_Activity_
Copy all the data exactly, except the pictures.

*** Begin section ***

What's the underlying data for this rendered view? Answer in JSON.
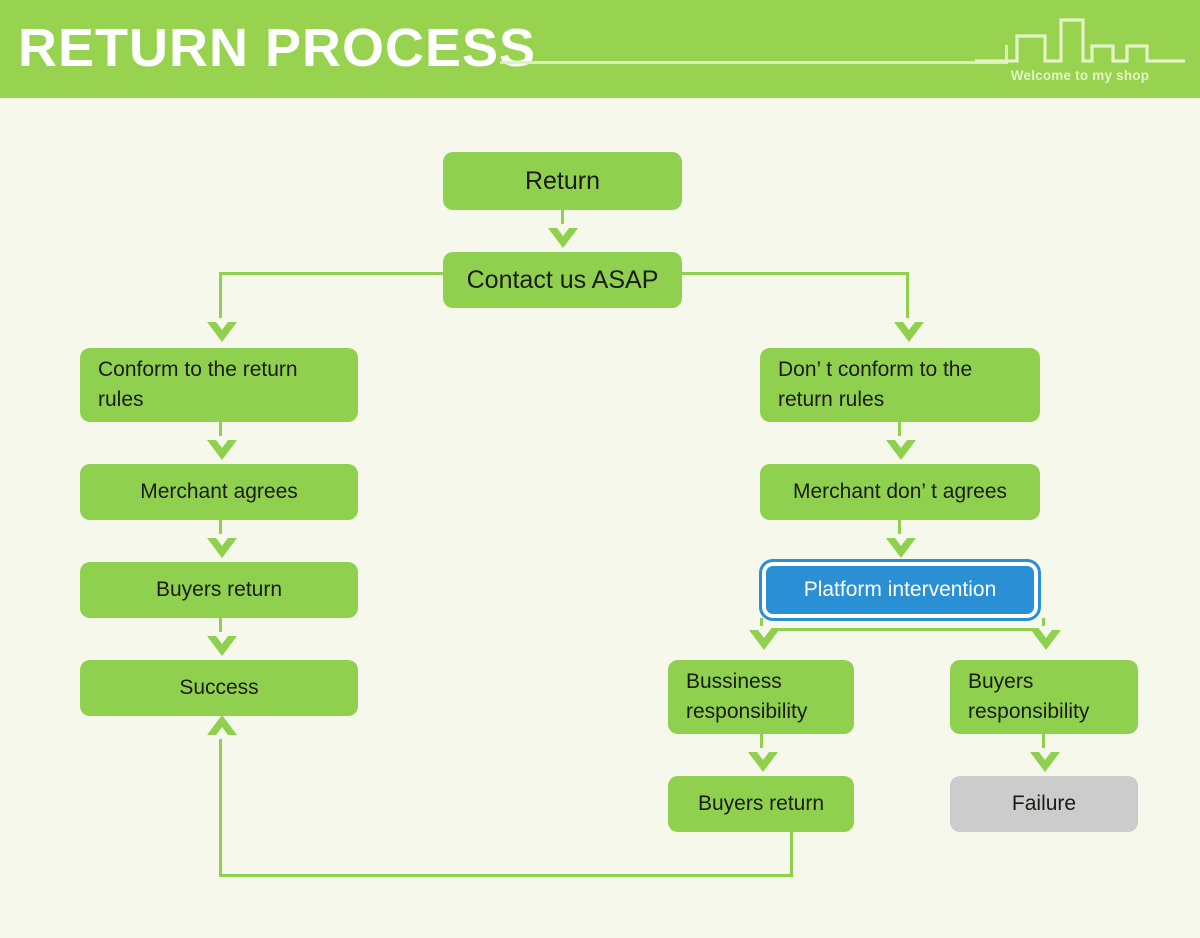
{
  "header": {
    "title": "RETURN PROCESS",
    "logo_caption": "Welcome to my shop",
    "logo_icon": "city-skyline-icon",
    "band_color": "#97d34f",
    "title_color": "#ffffff"
  },
  "theme": {
    "background": "#f6f8ec",
    "node_green": "#8fd14f",
    "node_gray": "#cccccc",
    "node_blue": "#2b8fd4",
    "connector_green": "#8fd14f",
    "text_dark": "#1b1b14"
  },
  "flowchart": {
    "title": "Return Process",
    "type": "flowchart",
    "nodes": [
      {
        "id": "return",
        "label": "Return",
        "color": "green",
        "align": "center"
      },
      {
        "id": "contact",
        "label": "Contact us ASAP",
        "color": "green",
        "align": "center"
      },
      {
        "id": "conform",
        "label": "Conform to the return rules",
        "color": "green",
        "align": "left"
      },
      {
        "id": "merchant-agrees",
        "label": "Merchant agrees",
        "color": "green",
        "align": "center"
      },
      {
        "id": "buyers-return-l",
        "label": "Buyers return",
        "color": "green",
        "align": "center"
      },
      {
        "id": "success",
        "label": "Success",
        "color": "green",
        "align": "center"
      },
      {
        "id": "not-conform",
        "label": "Don’ t conform to the return rules",
        "color": "green",
        "align": "left"
      },
      {
        "id": "merchant-disagree",
        "label": "Merchant don’ t agrees",
        "color": "green",
        "align": "center"
      },
      {
        "id": "platform",
        "label": "Platform intervention",
        "color": "blue",
        "align": "center"
      },
      {
        "id": "business-resp",
        "label": "Bussiness responsibility",
        "color": "green",
        "align": "left"
      },
      {
        "id": "buyers-return-r",
        "label": "Buyers return",
        "color": "green",
        "align": "center"
      },
      {
        "id": "buyers-resp",
        "label": "Buyers responsibility",
        "color": "green",
        "align": "left"
      },
      {
        "id": "failure",
        "label": "Failure",
        "color": "gray",
        "align": "center"
      }
    ],
    "edges": [
      {
        "from": "return",
        "to": "contact"
      },
      {
        "from": "contact",
        "to": "conform"
      },
      {
        "from": "contact",
        "to": "not-conform"
      },
      {
        "from": "conform",
        "to": "merchant-agrees"
      },
      {
        "from": "merchant-agrees",
        "to": "buyers-return-l"
      },
      {
        "from": "buyers-return-l",
        "to": "success"
      },
      {
        "from": "not-conform",
        "to": "merchant-disagree"
      },
      {
        "from": "merchant-disagree",
        "to": "platform"
      },
      {
        "from": "platform",
        "to": "business-resp"
      },
      {
        "from": "platform",
        "to": "buyers-resp"
      },
      {
        "from": "business-resp",
        "to": "buyers-return-r"
      },
      {
        "from": "buyers-resp",
        "to": "failure"
      },
      {
        "from": "buyers-return-r",
        "to": "success"
      }
    ]
  }
}
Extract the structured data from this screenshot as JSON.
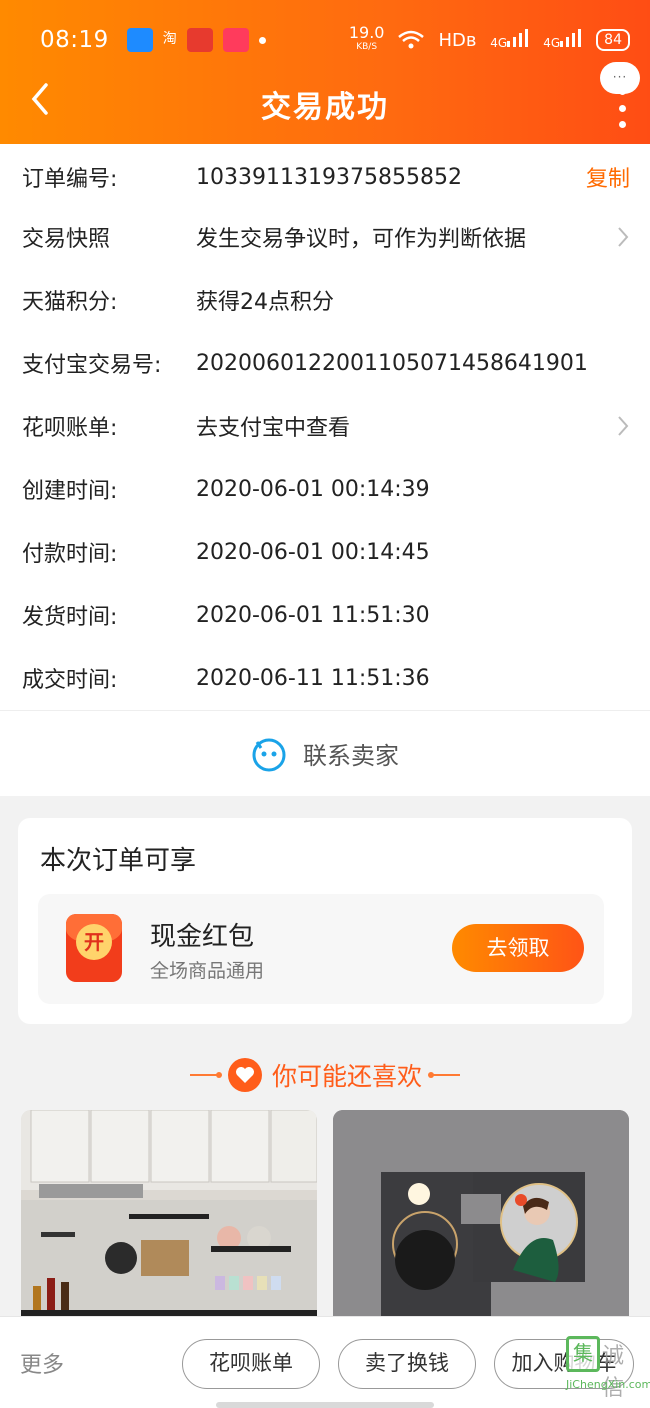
{
  "status_bar": {
    "time": "08:19",
    "app_icons": [
      "alipay-icon",
      "taobao-icon",
      "app-icon-3",
      "app-icon-4"
    ],
    "net_speed": "19.0",
    "net_unit": "KB/S",
    "hd_label": "HDʙ",
    "signal1": "4G",
    "signal2": "4G",
    "battery": "84"
  },
  "header": {
    "title": "交易成功",
    "bubble": "···"
  },
  "order_info": {
    "rows": [
      {
        "label": "订单编号:",
        "value": "1033911319375855852",
        "action": "复制"
      },
      {
        "label": "交易快照",
        "value": "发生交易争议时，可作为判断依据"
      },
      {
        "label": "天猫积分:",
        "value": "获得24点积分"
      },
      {
        "label": "支付宝交易号:",
        "value": "2020060122001105071458641901"
      },
      {
        "label": "花呗账单:",
        "value": "去支付宝中查看"
      },
      {
        "label": "创建时间:",
        "value": "2020-06-01 00:14:39"
      },
      {
        "label": "付款时间:",
        "value": "2020-06-01 00:14:45"
      },
      {
        "label": "发货时间:",
        "value": "2020-06-01 11:51:30"
      },
      {
        "label": "成交时间:",
        "value": "2020-06-11 11:51:36"
      }
    ]
  },
  "contact": {
    "label": "联系卖家"
  },
  "benefit": {
    "title": "本次订单可享",
    "coin_text": "开",
    "coupon_title": "现金红包",
    "coupon_sub": "全场商品通用",
    "claim_label": "去领取"
  },
  "recommend": {
    "title": "你可能还喜欢"
  },
  "bottom_bar": {
    "more": "更多",
    "buttons": [
      "花呗账单",
      "卖了换钱",
      "加入购物车"
    ]
  },
  "watermark": {
    "box": "集",
    "text": "诚信",
    "url": "JiChengXin.com"
  },
  "colors": {
    "accent": "#ff6a00",
    "header_start": "#ff8a00",
    "header_end": "#ff4d14"
  }
}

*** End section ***

_Output_
What's the underlying data for this rendered view? Answer in JSON.
{
  "header": {
    "title": "RETURN PROCESS",
    "logo_caption": "Welcome to my shop",
    "logo_icon": "city-skyline-icon",
    "band_color": "#97d34f",
    "title_color": "#ffffff"
  },
  "theme": {
    "background": "#f6f8ec",
    "node_green": "#8fd14f",
    "node_gray": "#cccccc",
    "node_blue": "#2b8fd4",
    "connector_green": "#8fd14f",
    "text_dark": "#1b1b14"
  },
  "flowchart": {
    "title": "Return Process",
    "type": "flowchart",
    "nodes": [
      {
        "id": "return",
        "label": "Return",
        "color": "green",
        "align": "center"
      },
      {
        "id": "contact",
        "label": "Contact us ASAP",
        "color": "green",
        "align": "center"
      },
      {
        "id": "conform",
        "label": "Conform to the return rules",
        "color": "green",
        "align": "left"
      },
      {
        "id": "merchant-agrees",
        "label": "Merchant agrees",
        "color": "green",
        "align": "center"
      },
      {
        "id": "buyers-return-l",
        "label": "Buyers return",
        "color": "green",
        "align": "center"
      },
      {
        "id": "success",
        "label": "Success",
        "color": "green",
        "align": "center"
      },
      {
        "id": "not-conform",
        "label": "Don’ t conform to the return rules",
        "color": "green",
        "align": "left"
      },
      {
        "id": "merchant-disagree",
        "label": "Merchant don’ t agrees",
        "color": "green",
        "align": "center"
      },
      {
        "id": "platform",
        "label": "Platform intervention",
        "color": "blue",
        "align": "center"
      },
      {
        "id": "business-resp",
        "label": "Bussiness responsibility",
        "color": "green",
        "align": "left"
      },
      {
        "id": "buyers-return-r",
        "label": "Buyers return",
        "color": "green",
        "align": "center"
      },
      {
        "id": "buyers-resp",
        "label": "Buyers responsibility",
        "color": "green",
        "align": "left"
      },
      {
        "id": "failure",
        "label": "Failure",
        "color": "gray",
        "align": "center"
      }
    ],
    "edges": [
      {
        "from": "return",
        "to": "contact"
      },
      {
        "from": "contact",
        "to": "conform"
      },
      {
        "from": "contact",
        "to": "not-conform"
      },
      {
        "from": "conform",
        "to": "merchant-agrees"
      },
      {
        "from": "merchant-agrees",
        "to": "buyers-return-l"
      },
      {
        "from": "buyers-return-l",
        "to": "success"
      },
      {
        "from": "not-conform",
        "to": "merchant-disagree"
      },
      {
        "from": "merchant-disagree",
        "to": "platform"
      },
      {
        "from": "platform",
        "to": "business-resp"
      },
      {
        "from": "platform",
        "to": "buyers-resp"
      },
      {
        "from": "business-resp",
        "to": "buyers-return-r"
      },
      {
        "from": "buyers-resp",
        "to": "failure"
      },
      {
        "from": "buyers-return-r",
        "to": "success"
      }
    ]
  }
}
Extract the structured data from this screenshot as JSON.
{
  "status_bar": {
    "time": "08:19",
    "app_icons": [
      "alipay-icon",
      "taobao-icon",
      "app-icon-3",
      "app-icon-4"
    ],
    "net_speed": "19.0",
    "net_unit": "KB/S",
    "hd_label": "HDʙ",
    "signal1": "4G",
    "signal2": "4G",
    "battery": "84"
  },
  "header": {
    "title": "交易成功",
    "bubble": "···"
  },
  "order_info": {
    "rows": [
      {
        "label": "订单编号:",
        "value": "1033911319375855852",
        "action": "复制"
      },
      {
        "label": "交易快照",
        "value": "发生交易争议时，可作为判断依据"
      },
      {
        "label": "天猫积分:",
        "value": "获得24点积分"
      },
      {
        "label": "支付宝交易号:",
        "value": "2020060122001105071458641901"
      },
      {
        "label": "花呗账单:",
        "value": "去支付宝中查看"
      },
      {
        "label": "创建时间:",
        "value": "2020-06-01 00:14:39"
      },
      {
        "label": "付款时间:",
        "value": "2020-06-01 00:14:45"
      },
      {
        "label": "发货时间:",
        "value": "2020-06-01 11:51:30"
      },
      {
        "label": "成交时间:",
        "value": "2020-06-11 11:51:36"
      }
    ]
  },
  "contact": {
    "label": "联系卖家"
  },
  "benefit": {
    "title": "本次订单可享",
    "coin_text": "开",
    "coupon_title": "现金红包",
    "coupon_sub": "全场商品通用",
    "claim_label": "去领取"
  },
  "recommend": {
    "title": "你可能还喜欢"
  },
  "bottom_bar": {
    "more": "更多",
    "buttons": [
      "花呗账单",
      "卖了换钱",
      "加入购物车"
    ]
  },
  "watermark": {
    "box": "集",
    "text": "诚信",
    "url": "JiChengXin.com"
  },
  "colors": {
    "accent": "#ff6a00",
    "header_start": "#ff8a00",
    "header_end": "#ff4d14"
  }
}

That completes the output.